Exercise details: Your answer should consist of the lines in the data below that contain "this".

Page and application data records:
□ □ □ □

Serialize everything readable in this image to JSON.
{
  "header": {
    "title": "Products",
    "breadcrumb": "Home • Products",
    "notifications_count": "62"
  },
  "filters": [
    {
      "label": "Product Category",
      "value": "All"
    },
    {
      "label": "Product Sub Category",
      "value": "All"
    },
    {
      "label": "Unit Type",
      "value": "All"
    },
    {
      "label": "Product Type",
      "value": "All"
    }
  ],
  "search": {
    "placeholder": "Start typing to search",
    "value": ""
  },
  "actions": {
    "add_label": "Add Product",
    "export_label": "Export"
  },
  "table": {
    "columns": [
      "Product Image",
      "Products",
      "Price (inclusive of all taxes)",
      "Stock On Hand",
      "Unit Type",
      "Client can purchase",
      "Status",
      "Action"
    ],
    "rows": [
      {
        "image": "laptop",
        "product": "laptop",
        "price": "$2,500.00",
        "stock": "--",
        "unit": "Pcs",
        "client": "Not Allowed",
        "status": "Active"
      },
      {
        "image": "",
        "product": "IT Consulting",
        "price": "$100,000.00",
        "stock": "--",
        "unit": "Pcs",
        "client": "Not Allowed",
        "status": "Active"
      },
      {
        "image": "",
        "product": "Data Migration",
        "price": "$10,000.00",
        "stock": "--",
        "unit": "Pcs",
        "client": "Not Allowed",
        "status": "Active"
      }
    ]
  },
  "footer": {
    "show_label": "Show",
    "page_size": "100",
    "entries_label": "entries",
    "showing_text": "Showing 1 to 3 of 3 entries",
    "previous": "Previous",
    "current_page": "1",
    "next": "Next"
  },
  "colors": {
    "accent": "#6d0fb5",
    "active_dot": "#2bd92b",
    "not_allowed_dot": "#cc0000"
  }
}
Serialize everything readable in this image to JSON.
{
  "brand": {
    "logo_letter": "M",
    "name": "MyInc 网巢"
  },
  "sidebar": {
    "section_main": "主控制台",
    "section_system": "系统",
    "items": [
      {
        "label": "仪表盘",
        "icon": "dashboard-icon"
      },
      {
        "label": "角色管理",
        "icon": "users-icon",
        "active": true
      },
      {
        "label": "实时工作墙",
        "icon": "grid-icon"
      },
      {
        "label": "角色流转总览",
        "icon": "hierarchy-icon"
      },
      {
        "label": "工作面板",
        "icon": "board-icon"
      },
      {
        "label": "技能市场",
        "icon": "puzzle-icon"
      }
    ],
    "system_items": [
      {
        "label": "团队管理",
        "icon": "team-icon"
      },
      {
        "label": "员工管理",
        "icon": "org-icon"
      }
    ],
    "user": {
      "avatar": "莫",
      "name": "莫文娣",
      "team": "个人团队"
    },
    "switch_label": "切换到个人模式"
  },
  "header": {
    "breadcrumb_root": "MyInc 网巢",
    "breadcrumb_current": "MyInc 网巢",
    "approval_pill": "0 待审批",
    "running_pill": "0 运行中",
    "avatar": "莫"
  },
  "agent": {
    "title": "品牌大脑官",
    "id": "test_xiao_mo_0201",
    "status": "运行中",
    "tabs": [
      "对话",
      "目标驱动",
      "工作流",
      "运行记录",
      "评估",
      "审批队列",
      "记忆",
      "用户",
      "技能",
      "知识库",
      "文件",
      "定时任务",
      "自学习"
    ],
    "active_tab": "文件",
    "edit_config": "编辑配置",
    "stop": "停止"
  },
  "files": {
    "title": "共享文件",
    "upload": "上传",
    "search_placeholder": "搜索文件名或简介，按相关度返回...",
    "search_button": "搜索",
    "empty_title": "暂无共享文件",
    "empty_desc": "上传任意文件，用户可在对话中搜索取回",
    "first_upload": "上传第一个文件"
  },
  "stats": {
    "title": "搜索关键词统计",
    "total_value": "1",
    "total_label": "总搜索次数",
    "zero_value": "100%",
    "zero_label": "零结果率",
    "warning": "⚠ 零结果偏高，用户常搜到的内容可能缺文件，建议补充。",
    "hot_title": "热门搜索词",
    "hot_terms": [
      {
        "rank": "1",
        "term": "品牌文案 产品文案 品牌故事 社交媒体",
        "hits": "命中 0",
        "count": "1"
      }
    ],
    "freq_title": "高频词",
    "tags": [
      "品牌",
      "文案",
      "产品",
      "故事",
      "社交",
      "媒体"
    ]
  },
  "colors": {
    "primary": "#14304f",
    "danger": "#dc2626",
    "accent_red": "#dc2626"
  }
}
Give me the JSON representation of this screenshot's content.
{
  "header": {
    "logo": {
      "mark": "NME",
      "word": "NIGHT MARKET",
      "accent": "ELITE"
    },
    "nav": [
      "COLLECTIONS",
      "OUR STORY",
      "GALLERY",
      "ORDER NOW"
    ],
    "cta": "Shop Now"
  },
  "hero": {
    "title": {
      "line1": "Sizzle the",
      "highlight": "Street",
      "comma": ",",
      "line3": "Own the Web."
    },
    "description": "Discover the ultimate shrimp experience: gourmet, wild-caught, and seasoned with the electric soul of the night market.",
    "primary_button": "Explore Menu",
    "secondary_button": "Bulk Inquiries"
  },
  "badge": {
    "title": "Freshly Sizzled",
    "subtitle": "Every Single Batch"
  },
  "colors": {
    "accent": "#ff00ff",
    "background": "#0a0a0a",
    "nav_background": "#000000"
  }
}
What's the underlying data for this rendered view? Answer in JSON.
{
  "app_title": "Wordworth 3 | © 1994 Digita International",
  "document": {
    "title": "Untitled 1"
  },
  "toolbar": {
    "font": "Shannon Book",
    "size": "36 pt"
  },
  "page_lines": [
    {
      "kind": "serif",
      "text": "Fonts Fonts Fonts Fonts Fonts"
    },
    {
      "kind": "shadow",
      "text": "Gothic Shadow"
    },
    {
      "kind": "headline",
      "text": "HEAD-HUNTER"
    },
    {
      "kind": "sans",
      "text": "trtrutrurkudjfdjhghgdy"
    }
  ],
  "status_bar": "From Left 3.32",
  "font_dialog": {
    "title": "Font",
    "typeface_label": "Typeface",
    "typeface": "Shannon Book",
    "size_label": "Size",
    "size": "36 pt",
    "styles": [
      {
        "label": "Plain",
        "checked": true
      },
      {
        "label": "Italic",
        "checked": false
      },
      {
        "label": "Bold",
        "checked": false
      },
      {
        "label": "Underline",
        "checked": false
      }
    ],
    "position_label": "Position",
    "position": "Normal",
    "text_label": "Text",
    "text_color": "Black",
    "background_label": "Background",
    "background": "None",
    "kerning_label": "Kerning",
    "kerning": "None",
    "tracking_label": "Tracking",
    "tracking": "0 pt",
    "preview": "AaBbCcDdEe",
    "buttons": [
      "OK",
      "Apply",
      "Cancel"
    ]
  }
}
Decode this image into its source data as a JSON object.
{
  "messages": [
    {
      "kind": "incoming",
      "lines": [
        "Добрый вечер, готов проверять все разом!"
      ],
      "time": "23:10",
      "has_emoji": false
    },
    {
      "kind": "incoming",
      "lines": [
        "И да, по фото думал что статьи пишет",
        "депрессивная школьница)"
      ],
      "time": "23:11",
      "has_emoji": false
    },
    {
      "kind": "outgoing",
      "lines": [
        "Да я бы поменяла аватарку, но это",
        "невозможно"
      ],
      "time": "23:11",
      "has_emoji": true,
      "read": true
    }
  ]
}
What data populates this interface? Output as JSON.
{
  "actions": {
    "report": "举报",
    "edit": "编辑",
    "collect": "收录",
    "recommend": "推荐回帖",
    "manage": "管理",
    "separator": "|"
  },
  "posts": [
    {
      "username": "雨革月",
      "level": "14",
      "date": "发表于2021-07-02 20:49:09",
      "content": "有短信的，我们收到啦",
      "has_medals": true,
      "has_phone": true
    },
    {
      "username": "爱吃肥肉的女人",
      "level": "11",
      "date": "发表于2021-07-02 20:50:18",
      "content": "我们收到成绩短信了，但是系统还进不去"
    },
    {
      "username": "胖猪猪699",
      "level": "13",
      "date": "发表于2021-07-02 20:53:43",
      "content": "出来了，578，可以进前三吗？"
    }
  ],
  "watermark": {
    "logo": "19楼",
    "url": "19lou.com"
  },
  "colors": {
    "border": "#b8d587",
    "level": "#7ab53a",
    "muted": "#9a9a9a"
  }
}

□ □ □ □

Reply to the task:
Serialize everything readable in this image to JSON.
Serialize everything readable in this image to JSON.
Give me the JSON representation of this screenshot's content.
What's the underlying data for this rendered view? Answer in JSON.
Decode this image into its source data as a JSON object.
What data populates this interface? Output as JSON.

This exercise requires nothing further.